# Dataset excerpts
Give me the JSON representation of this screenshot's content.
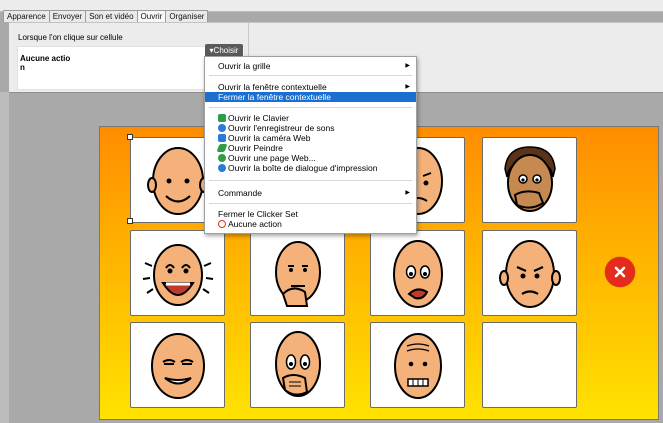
{
  "tabs": [
    {
      "label": "Apparence"
    },
    {
      "label": "Envoyer"
    },
    {
      "label": "Son et vidéo"
    },
    {
      "label": "Ouvrir"
    },
    {
      "label": "Organiser"
    }
  ],
  "panel": {
    "label": "Lorsque l'on clique sur cellule",
    "action_line1": "Aucune actio",
    "action_line2": "n",
    "choose_button": "▾Choisir"
  },
  "menu": {
    "items": [
      {
        "label": "Ouvrir la grille",
        "submenu": true
      },
      {
        "label": "Ouvrir la fenêtre contextuelle",
        "submenu": true
      },
      {
        "label": "Fermer la fenêtre contextuelle",
        "highlighted": true
      },
      {
        "label": "Ouvrir le Clavier",
        "icon": "keyboard-icon"
      },
      {
        "label": "Ouvrir l'enregistreur de sons",
        "icon": "microphone-icon"
      },
      {
        "label": "Ouvrir la caméra Web",
        "icon": "camera-icon"
      },
      {
        "label": "Ouvrir Peindre",
        "icon": "pencil-icon"
      },
      {
        "label": "Ouvrir une page Web...",
        "icon": "web-icon"
      },
      {
        "label": "Ouvrir la boîte de dialogue d'impression",
        "icon": "printer-icon"
      },
      {
        "label": "Commande",
        "submenu": true
      },
      {
        "label": "Fermer le Clicker Set"
      },
      {
        "label": "Aucune action",
        "icon": "no-action-icon"
      }
    ],
    "submenu_arrow": "▶"
  },
  "board": {
    "cells": [
      {
        "face": "smiling-face-icon"
      },
      {
        "face": "blank"
      },
      {
        "face": "worried-face-icon"
      },
      {
        "face": "covering-mouth-face-icon"
      },
      {
        "face": "laughing-face-icon"
      },
      {
        "face": "thinking-face-icon"
      },
      {
        "face": "upset-face-icon"
      },
      {
        "face": "angry-face-icon"
      },
      {
        "face": "sly-face-icon"
      },
      {
        "face": "shocked-face-icon"
      },
      {
        "face": "nervous-face-icon"
      },
      {
        "face": "blank"
      }
    ]
  },
  "colors": {
    "highlight": "#1b6fd1",
    "close": "#e42b1e",
    "skin": "#f4b27a"
  }
}
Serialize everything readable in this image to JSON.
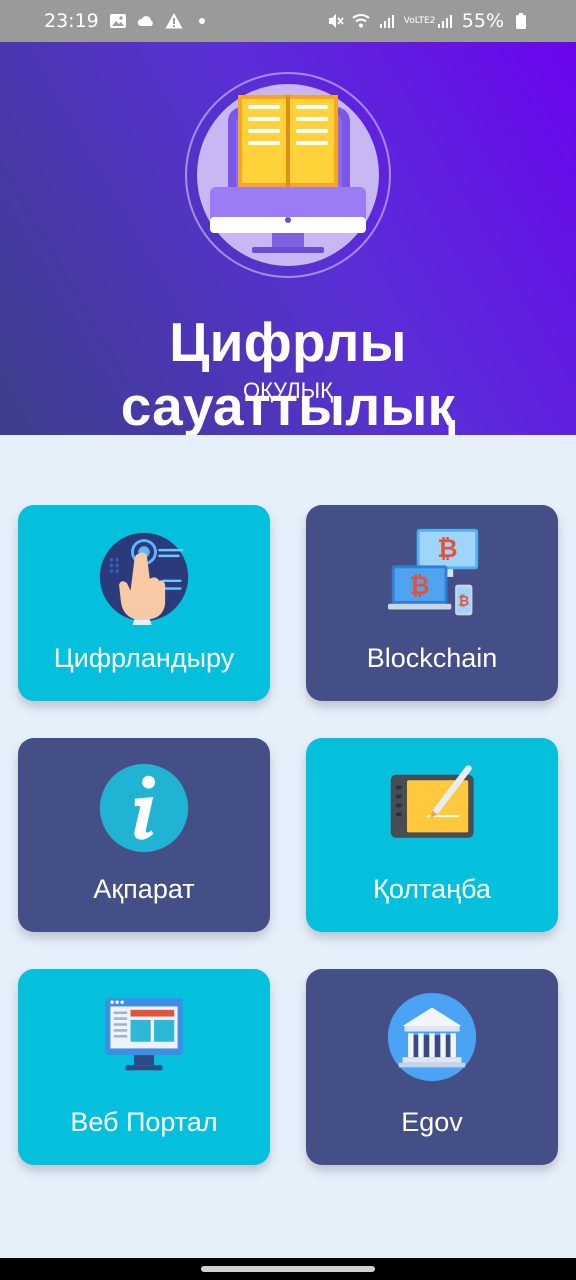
{
  "status_bar": {
    "time": "23:19",
    "battery": "55%",
    "network": "VoLTE2",
    "icons": [
      "image-icon",
      "cloud-icon",
      "warning-icon",
      "dot-icon",
      "mute-icon",
      "wifi-icon",
      "signal-icon",
      "battery-icon"
    ]
  },
  "header": {
    "title": "Цифрлы сауаттылық",
    "subtitle": "ОҚУЛЫҚ",
    "logo_icon": "book-on-monitor-icon"
  },
  "menu": [
    {
      "label": "Цифрландыру",
      "icon": "touch-hand-icon",
      "color": "#05c0dc"
    },
    {
      "label": "Blockchain",
      "icon": "bitcoin-devices-icon",
      "color": "#434f86"
    },
    {
      "label": "Ақпарат",
      "icon": "info-icon",
      "color": "#434f86"
    },
    {
      "label": "Қолтаңба",
      "icon": "signature-tablet-icon",
      "color": "#05c0dc"
    },
    {
      "label": "Веб Портал",
      "icon": "web-portal-icon",
      "color": "#05c0dc"
    },
    {
      "label": "Egov",
      "icon": "government-building-icon",
      "color": "#434f86"
    }
  ],
  "colors": {
    "background": "#e6f0fb",
    "header_start": "#3c3f8a",
    "header_end": "#6a05ee",
    "cyan": "#05c0dc",
    "navy": "#434f86"
  }
}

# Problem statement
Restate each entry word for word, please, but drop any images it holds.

# Finished task
Give me the JSON representation of this screenshot's content.
{
  "tabs": [
    {
      "label": "Apparence"
    },
    {
      "label": "Envoyer"
    },
    {
      "label": "Son et vidéo"
    },
    {
      "label": "Ouvrir"
    },
    {
      "label": "Organiser"
    }
  ],
  "panel": {
    "label": "Lorsque l'on clique sur cellule",
    "action_line1": "Aucune actio",
    "action_line2": "n",
    "choose_button": "▾Choisir"
  },
  "menu": {
    "items": [
      {
        "label": "Ouvrir la grille",
        "submenu": true
      },
      {
        "label": "Ouvrir la fenêtre contextuelle",
        "submenu": true
      },
      {
        "label": "Fermer la fenêtre contextuelle",
        "highlighted": true
      },
      {
        "label": "Ouvrir le Clavier",
        "icon": "keyboard-icon"
      },
      {
        "label": "Ouvrir l'enregistreur de sons",
        "icon": "microphone-icon"
      },
      {
        "label": "Ouvrir la caméra Web",
        "icon": "camera-icon"
      },
      {
        "label": "Ouvrir Peindre",
        "icon": "pencil-icon"
      },
      {
        "label": "Ouvrir une page Web...",
        "icon": "web-icon"
      },
      {
        "label": "Ouvrir la boîte de dialogue d'impression",
        "icon": "printer-icon"
      },
      {
        "label": "Commande",
        "submenu": true
      },
      {
        "label": "Fermer le Clicker Set"
      },
      {
        "label": "Aucune action",
        "icon": "no-action-icon"
      }
    ],
    "submenu_arrow": "▶"
  },
  "board": {
    "cells": [
      {
        "face": "smiling-face-icon"
      },
      {
        "face": "blank"
      },
      {
        "face": "worried-face-icon"
      },
      {
        "face": "covering-mouth-face-icon"
      },
      {
        "face": "laughing-face-icon"
      },
      {
        "face": "thinking-face-icon"
      },
      {
        "face": "upset-face-icon"
      },
      {
        "face": "angry-face-icon"
      },
      {
        "face": "sly-face-icon"
      },
      {
        "face": "shocked-face-icon"
      },
      {
        "face": "nervous-face-icon"
      },
      {
        "face": "blank"
      }
    ]
  },
  "colors": {
    "highlight": "#1b6fd1",
    "close": "#e42b1e",
    "skin": "#f4b27a"
  }
}
Serialize everything readable in this image to JSON.
{
  "status_bar": {
    "time": "23:19",
    "battery": "55%",
    "network": "VoLTE2",
    "icons": [
      "image-icon",
      "cloud-icon",
      "warning-icon",
      "dot-icon",
      "mute-icon",
      "wifi-icon",
      "signal-icon",
      "battery-icon"
    ]
  },
  "header": {
    "title": "Цифрлы сауаттылық",
    "subtitle": "ОҚУЛЫҚ",
    "logo_icon": "book-on-monitor-icon"
  },
  "menu": [
    {
      "label": "Цифрландыру",
      "icon": "touch-hand-icon",
      "color": "#05c0dc"
    },
    {
      "label": "Blockchain",
      "icon": "bitcoin-devices-icon",
      "color": "#434f86"
    },
    {
      "label": "Ақпарат",
      "icon": "info-icon",
      "color": "#434f86"
    },
    {
      "label": "Қолтаңба",
      "icon": "signature-tablet-icon",
      "color": "#05c0dc"
    },
    {
      "label": "Веб Портал",
      "icon": "web-portal-icon",
      "color": "#05c0dc"
    },
    {
      "label": "Egov",
      "icon": "government-building-icon",
      "color": "#434f86"
    }
  ],
  "colors": {
    "background": "#e6f0fb",
    "header_start": "#3c3f8a",
    "header_end": "#6a05ee",
    "cyan": "#05c0dc",
    "navy": "#434f86"
  }
}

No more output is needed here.